Overcoming issues in global product launches

A recent post in the Marketing Executives News Group written by Author Sean Duffy and titled Going Global: How to Overcome the Hidden Risks of International Brand Launches detailed some key concerns with any global product launch.

He lists those concerns as:

    1. Is tweaking my domestic marketing plan or ad campaign for international use really an option?
    2. Are my own notions of quality hampering my ability to adapt to the local market?
    3. Is my marketing department set up to execute a cross-border campaign?
    4. Is my ad agency writing for the market or for the translator?

I think the authors raises some valid concerns that any marketer should address while planning for an international release. Overall, this is a good article but I have to take issue with the comment he makes in the fourth point:

You invest in professional copywriting services not only to impart facts but to connect with your target on a contextual and emotional level and to motivate them to act. Unfortunately those are the first qualities that are lost in translation. Translators are linguistic experts. They will ensure the accuracy of diction, spelling and grammar, but can’t ensure that the copy will perform its marketing job. That’s why you should not translate.

A good translation agency with experience in handling marketing materials will indeed adapt your text for the local market rather than providing a literal translation. This is a key differentiator between good and bad translation firms.

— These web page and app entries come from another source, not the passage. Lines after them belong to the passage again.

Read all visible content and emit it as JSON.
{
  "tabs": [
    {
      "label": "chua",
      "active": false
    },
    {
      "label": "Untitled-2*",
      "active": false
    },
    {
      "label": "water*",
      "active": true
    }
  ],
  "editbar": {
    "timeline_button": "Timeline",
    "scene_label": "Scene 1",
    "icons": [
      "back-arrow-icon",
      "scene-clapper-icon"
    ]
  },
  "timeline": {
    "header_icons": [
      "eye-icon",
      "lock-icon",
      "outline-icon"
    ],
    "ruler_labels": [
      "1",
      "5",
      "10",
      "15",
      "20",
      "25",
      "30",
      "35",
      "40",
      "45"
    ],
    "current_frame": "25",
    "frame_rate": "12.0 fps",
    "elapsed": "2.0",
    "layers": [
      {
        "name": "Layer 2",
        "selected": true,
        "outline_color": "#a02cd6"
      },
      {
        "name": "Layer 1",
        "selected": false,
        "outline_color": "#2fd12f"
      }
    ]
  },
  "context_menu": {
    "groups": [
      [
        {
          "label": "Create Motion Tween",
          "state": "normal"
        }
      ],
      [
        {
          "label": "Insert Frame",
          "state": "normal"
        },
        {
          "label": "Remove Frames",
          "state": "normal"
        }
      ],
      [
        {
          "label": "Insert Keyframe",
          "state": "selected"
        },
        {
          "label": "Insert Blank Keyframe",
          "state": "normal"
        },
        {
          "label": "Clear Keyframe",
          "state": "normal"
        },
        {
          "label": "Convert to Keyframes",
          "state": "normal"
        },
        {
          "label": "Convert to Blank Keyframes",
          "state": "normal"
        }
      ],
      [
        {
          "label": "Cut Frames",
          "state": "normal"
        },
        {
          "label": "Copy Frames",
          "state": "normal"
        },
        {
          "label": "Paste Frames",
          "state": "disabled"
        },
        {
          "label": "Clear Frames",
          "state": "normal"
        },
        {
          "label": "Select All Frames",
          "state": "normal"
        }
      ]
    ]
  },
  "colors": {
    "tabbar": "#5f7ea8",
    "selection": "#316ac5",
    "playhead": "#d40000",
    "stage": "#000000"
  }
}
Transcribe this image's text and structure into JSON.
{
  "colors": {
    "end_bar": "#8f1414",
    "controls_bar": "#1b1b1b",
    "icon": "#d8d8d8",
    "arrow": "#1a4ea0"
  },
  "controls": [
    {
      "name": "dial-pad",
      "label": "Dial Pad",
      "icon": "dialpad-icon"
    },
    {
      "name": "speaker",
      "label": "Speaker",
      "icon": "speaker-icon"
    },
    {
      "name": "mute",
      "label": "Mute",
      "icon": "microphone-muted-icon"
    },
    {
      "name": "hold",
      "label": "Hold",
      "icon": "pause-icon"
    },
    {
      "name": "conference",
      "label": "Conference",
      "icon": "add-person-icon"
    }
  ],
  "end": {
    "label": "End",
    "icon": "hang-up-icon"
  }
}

We have answered many RFP’s for firms that were looking for high quality translation services but yet were only concerned about spending the smallest possible amount of money. Unfortunately, you can’t have both. An investment in proper translation is one of the most important aspects of ANY international marketing campaign and in order to achieve a good translation you have to have a solid project manager, translator and independent editor who are accustomed to working with the localization of marketing materials.

When pricing translation services for a marketing project be sure to compare apples to apples. Make sure your team has experience with point of purchase displays, labeling, web text and marketing collateral of all shapes and sizes. Think of your translation team as your international copy writing team. They should challenge you with questions on the meaning of phrases, exact intentions of specific ad copy (target audience, etc) and even an opinion on your use of humor or slang in the copy (it doesn’t always work!).

The author says that the ad agency shouldn’t write the copy for the translator. This really depends on your goals as a marketer.

    • Do you want to have a cohesive singular approach to your campaigns no matter where in the world? Well then you will have to settle for some forms of compromise on humor and slang, imagery, colors, amount of white space in the copy and other key issues related to marketing to many countries.


    • Do you want to basically launch independent campaigns in each country so you can fully adapt your content to each market? This is fine but you should expect higher costs (printing, production, etc), longer production cycles, longer approval cycles, more internal overhead in terms of managing multiple source documents to match each translated version (especially if you are in a regulated industry where this would be a requirement).

So I would say, yes you SHOULD write the copy with the translator in mind. Why wouldn’t you do that? You should write the copy with an understanding that it will be translated and try to anticipate the issues and concerns that will come up when your content is being adapted for the local market.

A good example of why this has to be true is the story of a medical device manufacturing client of ours that wanted to launch a campaign about an ECG device that used new technology to display, store and print really vibrant ECG patient analysis. The whole campaign was focused on portraying the cardiologist as an artist and cardiology as an art form. While this was seen as a romantic vision of cardiology here in the US, in Europe this would have been an insult to physicians, especially the older generation. In Europe, physicians are placed on a pedestal, they are viewed as elite members of society. No offense to any of my friends that are artists, this is just the reality of social standing and titles in Europe. Thankfully, the international campaign was reconcepted before any damage was done.